No Thumbnail Available
Heffernan, Niall
Journal Title
Journal ISSN
Volume Title
University College Cork
Published Version
Research Projects
Organizational Units
Journal Issue
This thesis argues that through the prism of America’s Cold War, scientism has emerged as the metanarrative of the postnuclear age. The advent of the bomb brought about a new primacy for mechanical and hyperrational thinking in the corridors of power not just in terms of managing the bomb itself but diffusing this ideology throughout the culture in social sciences, economics and other such institutional systems. The human need to mitigate or ameliorate against the chaos of the universe lies at the heart of not just religious faith but in the desire for perfect control. Thus there has been a transference of power from religious faith to the apparent material power of science and technology and the terra firma these supposedly objective means supply. The Cold War, however was a highly ideologically charged opposition between the two superpowers, and the scientific methodology that sprang forth to manage the Cold War and the bomb, in the United States, was not an objective scientific system divorced from the paranoia and dogma but a system that assumed a radically fundamentalist idea of capitalism. This is apparent in the widespread diffusion of game theory throughout Western postindustrial institutions.
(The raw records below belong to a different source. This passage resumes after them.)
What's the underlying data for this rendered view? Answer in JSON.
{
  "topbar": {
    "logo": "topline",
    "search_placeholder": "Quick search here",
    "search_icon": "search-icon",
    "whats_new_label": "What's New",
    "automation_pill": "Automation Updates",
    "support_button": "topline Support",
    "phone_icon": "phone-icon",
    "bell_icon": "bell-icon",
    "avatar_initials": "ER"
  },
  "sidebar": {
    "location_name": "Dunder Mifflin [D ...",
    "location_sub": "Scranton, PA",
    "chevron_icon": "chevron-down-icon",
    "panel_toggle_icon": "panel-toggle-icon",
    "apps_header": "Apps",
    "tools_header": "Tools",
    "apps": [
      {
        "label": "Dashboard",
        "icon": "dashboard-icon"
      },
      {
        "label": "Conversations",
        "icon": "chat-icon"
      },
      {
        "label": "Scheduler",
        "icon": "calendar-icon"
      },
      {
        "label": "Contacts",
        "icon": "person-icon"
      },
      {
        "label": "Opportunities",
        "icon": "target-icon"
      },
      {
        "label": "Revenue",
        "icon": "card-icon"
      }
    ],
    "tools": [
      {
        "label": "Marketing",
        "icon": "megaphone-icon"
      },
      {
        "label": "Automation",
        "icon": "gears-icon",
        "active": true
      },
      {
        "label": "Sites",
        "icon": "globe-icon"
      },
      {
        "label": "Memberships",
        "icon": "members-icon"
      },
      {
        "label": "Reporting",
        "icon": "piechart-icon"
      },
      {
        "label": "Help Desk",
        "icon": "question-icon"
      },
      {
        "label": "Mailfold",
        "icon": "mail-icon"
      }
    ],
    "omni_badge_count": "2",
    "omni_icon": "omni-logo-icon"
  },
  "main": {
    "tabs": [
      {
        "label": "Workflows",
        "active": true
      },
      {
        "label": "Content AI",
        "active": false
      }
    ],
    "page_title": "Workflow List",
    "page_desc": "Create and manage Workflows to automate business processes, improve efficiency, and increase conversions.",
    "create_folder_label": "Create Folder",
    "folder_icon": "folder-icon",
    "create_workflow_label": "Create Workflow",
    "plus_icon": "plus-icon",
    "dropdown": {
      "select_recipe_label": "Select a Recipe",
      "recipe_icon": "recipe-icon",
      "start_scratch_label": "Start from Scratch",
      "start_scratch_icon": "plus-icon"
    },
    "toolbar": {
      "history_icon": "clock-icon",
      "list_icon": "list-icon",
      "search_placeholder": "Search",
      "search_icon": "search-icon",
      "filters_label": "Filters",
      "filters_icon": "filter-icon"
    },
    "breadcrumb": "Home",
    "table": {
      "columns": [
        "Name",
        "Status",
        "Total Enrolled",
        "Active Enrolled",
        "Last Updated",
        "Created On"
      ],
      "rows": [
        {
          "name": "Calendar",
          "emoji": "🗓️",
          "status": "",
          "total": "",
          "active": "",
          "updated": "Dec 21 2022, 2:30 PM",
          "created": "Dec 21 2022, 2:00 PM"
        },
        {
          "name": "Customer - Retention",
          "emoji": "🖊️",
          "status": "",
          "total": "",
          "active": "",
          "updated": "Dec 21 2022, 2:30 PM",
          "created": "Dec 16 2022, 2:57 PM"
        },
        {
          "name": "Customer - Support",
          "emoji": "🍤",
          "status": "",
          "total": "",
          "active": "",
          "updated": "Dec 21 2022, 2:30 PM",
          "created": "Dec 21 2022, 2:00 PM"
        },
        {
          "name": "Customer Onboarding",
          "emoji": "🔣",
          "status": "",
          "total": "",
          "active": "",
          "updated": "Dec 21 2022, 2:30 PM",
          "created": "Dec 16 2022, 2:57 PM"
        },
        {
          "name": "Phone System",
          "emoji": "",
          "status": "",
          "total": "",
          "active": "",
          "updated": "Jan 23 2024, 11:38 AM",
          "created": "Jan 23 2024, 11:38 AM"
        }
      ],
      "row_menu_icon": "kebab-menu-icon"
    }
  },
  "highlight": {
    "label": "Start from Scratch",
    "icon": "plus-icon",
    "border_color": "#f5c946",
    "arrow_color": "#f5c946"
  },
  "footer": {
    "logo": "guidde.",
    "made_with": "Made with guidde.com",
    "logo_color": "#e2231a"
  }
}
The inquiry of the thesis thus examines the texts that engage and criticise American Cold War methodology, beginning with the nuclear moment, so to speak, and Dr Strangelove’s incisive satire of moral abdication to machine processes. Moving on chronologically, the thesis examines the diffusion of particular kinds of masculinity and sexuality in postnuclear culture in Crash and End Zone and finishing up its analysis with the ethnographic portrayal of a modern American city in The Wire. More than anything else, the thesis wishes to reveal to what extent this technocratic consciousness puts pressure on language and on binding narratives.
The Wire , Cold war , Post-nuclear , Technology , Ballard , DeLillo , Kubrick , The Wire
Heffernan, N. 2013. Scientism and instrumentalism After the Bomb: Dr Strangelove, End Zone, Crash and The Wire. PhD Thesis, University College Cork.